**Data excerpts**
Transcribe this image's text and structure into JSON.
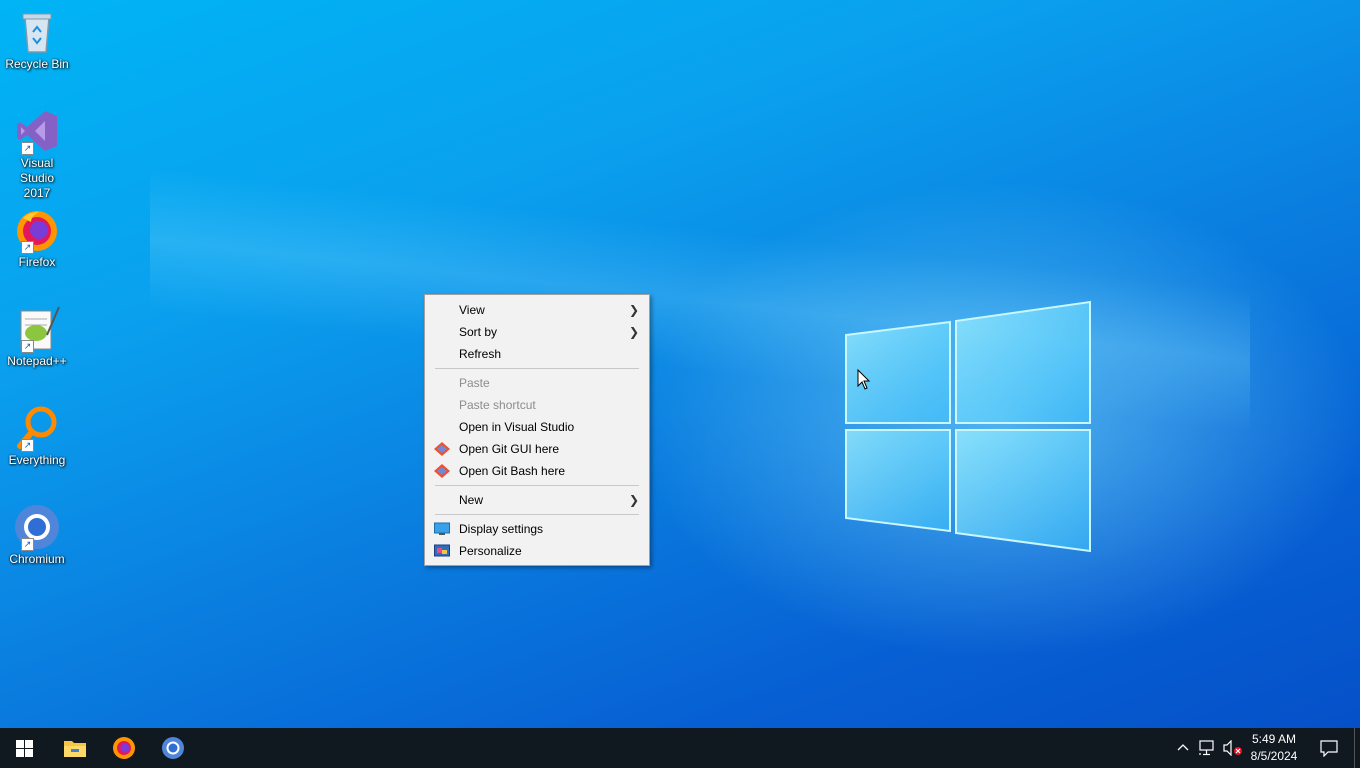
{
  "desktop": {
    "icons": [
      {
        "label": "Recycle Bin"
      },
      {
        "label": "Visual Studio\n2017"
      },
      {
        "label": "Firefox"
      },
      {
        "label": "Notepad++"
      },
      {
        "label": "Everything"
      },
      {
        "label": "Chromium"
      }
    ]
  },
  "context_menu": {
    "view": "View",
    "sort_by": "Sort by",
    "refresh": "Refresh",
    "paste": "Paste",
    "paste_shortcut": "Paste shortcut",
    "open_vs": "Open in Visual Studio",
    "git_gui": "Open Git GUI here",
    "git_bash": "Open Git Bash here",
    "new": "New",
    "display_settings": "Display settings",
    "personalize": "Personalize"
  },
  "taskbar": {
    "pinned": [
      "start-icon",
      "file-explorer-icon",
      "firefox-icon",
      "chromium-icon"
    ],
    "clock": {
      "time": "5:49 AM",
      "date": "8/5/2024"
    }
  },
  "colors": {
    "desktop_accent": "#0a7fe0",
    "taskbar": "#101820",
    "menu_bg": "#f2f2f2"
  }
}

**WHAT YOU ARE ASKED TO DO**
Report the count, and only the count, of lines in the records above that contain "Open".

**SOLUTION FOR THIS PROBLEM**
3